Going in now cya
Cho takes a bit longer than before, and Chris feels just a little bit envious. He sighs and wishes he also had better things to occupy his time with so that he didn’t have to need these small things so badly.
Break a leg
Chris puts away his phone and stares resolutely ahead.
It’s not that he’s avoiding LA. Only that he’s determined to enjoy New York.
The young volunteer checks her phone viciously for a moment or two and then there’s the telltale sound of a text. She shoves the little black device in her jean pocket and swings the door open to let the previous actors come streaming out.
For a second a cool gust of air fans out across his body. He can see into the prop cluttered room hidden behind the ugly brown door just before it swings shut behind the trio of departing actors. Not one looks viciously rejected. Chris scowls.
Just then volunteer girl ushers him and two others inside with large waving arm movements and immediately shepherds them behind a masking taped line on the floor. Chris tries to stave off his feelings of inadequacy before they get to be too much. It’s an unavoidable after effect of being stuck standing next to Mr. Perfect Chocolate Skin and Mr. Salt n’ Pepper hair.
Susan, the play’s director, is a middle aged woman with dark brown hair cut off just below the shoulders that reminds Chris of his mom. That’s where the similarities end though, since she’s wearing a kind of cape-looking robe thing as a sweater, has elaborate nails, and doesn’t look immediately unimpressed by just setting eyes on him.
She smiles in greeting towards the group, and there’s a great sort of cosiness that overrides the intimidation factor when the room is crowded with ridiculous props and more retro junk than a yard sale. Still, Susan looks them each in the eye as volunteer girl shoves a piece of laminated paper to each of the auditioners. There’s a big number 3 marked on top of his plastic in blue sharpie.
“Welcome gentlemen! Susan Khan, but you know me already.”
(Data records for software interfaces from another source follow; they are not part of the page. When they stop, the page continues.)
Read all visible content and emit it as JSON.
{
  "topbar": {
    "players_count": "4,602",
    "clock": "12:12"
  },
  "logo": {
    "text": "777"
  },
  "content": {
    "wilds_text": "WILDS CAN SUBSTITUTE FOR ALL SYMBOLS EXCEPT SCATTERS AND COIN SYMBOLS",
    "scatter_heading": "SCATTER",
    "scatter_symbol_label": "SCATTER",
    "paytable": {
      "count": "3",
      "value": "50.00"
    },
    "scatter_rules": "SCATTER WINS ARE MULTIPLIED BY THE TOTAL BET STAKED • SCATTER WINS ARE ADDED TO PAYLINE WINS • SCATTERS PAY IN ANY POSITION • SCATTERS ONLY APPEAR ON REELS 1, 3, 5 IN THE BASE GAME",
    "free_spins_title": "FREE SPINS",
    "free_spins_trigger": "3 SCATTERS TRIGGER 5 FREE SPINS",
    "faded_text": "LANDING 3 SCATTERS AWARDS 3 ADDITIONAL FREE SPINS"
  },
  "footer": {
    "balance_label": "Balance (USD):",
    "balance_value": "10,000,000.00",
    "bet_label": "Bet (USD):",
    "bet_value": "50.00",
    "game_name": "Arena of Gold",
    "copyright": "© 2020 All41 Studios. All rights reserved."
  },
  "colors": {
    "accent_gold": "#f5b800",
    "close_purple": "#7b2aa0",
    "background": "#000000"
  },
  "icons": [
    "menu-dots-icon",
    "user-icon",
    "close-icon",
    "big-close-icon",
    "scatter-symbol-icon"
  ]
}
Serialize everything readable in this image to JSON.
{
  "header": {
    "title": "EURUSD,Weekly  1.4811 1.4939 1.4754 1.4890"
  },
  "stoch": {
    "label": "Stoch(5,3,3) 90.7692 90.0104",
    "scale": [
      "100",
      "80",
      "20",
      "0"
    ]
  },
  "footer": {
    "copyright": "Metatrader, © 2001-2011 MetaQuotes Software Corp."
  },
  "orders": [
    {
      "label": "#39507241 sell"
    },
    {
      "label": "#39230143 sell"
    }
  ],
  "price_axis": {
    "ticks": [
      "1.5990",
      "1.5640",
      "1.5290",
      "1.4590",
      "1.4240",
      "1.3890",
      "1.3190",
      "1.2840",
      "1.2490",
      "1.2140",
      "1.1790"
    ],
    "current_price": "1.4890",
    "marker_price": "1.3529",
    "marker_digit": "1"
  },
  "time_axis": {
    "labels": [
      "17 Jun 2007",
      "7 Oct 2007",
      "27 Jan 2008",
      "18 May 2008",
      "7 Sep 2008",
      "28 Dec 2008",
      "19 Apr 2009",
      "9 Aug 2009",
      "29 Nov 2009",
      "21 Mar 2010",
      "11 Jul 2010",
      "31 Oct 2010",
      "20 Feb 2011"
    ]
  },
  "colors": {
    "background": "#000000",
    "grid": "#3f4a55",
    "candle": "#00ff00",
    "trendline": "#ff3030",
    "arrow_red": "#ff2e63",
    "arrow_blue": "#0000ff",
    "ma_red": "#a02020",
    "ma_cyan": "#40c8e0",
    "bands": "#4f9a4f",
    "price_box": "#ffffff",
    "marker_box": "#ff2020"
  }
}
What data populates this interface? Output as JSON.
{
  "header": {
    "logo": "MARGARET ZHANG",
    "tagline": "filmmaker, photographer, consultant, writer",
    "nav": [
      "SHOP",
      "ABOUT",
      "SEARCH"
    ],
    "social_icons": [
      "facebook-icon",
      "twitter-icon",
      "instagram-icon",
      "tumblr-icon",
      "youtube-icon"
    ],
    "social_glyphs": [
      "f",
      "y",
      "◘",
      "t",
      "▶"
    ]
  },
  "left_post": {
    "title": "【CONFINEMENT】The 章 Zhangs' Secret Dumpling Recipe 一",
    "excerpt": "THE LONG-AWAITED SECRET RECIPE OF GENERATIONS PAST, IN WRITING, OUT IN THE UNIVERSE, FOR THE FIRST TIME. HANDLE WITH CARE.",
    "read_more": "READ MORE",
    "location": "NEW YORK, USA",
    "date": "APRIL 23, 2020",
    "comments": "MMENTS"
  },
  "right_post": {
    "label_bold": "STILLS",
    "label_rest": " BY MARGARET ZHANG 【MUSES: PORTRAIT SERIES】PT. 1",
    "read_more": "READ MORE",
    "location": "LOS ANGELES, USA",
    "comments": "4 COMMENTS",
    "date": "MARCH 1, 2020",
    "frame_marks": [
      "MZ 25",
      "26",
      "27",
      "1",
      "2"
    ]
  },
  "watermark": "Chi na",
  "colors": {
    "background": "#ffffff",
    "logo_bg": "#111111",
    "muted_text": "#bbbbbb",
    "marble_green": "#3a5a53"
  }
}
She gestures to the man on her right while flipping quickly through the audition information that’s got their vitals. Chris vaguely wishes his manager could have left a sticky on his saying Pick Me!
“This is Greg Finnegan, our writer...”
He is a very rotund man with very square glasses, but he’s got a genial olive face kind of like Emeril Lagasse. Bam!
Greg grins as he tips his chin at them in acknowledgement. “Each of you has been given a different scene for your audition, so take a second to read it over and we’ll go in order of the number—Ouch. Sue!”
Greg makes a pinched expression, rubbing his arm. He huffs in exasperation at Susan when she sharply prods him with her pen again. Verdict’s in. These two are freaking weird. It’s like a requirement to work in that section of the entertainment industry or something.
She’s pointing to the documents in her hand and then the two bow their heads together to start whispering in earnest. The writer’s eyes catch Chris watching him for just a moment and the corner of Greg’s mouth creeps up.
Chris has a tiny heart attack then hastily smiles back, wide and earnest.
Susan curls over the table to start scribbling in fast jerky movements. The other two actors are intently reading their laminated lines, but Chris watches the table in silent confusion, smile straining his cheeks.
There’s the metallic clang-click of a door opening and shutting on the other side of the clutter and curtains.
The director suddenly stops and makes a random very dramatic dotting motion with her pen and calls, “Ricky! Did you get your drink?”
“Sorry! Yes!” A gentle voice floats back in response.
And that’s when the Lead walks out from behind an absurd lilac-coloured prop vanity, taking a long sip from a luscious water bottle.
Volunteer girl leans in next to Mr. Perfect Skin and offers clarification in a whisper.
“Sue likes to call her actors by their character names. That’s Zachary Quinto.”
She grins and gives thumbs up then scuttles backwards to the exit, and the whoosh of air as the hallway door bangs shut sends a cold streak of terror straight through Chris.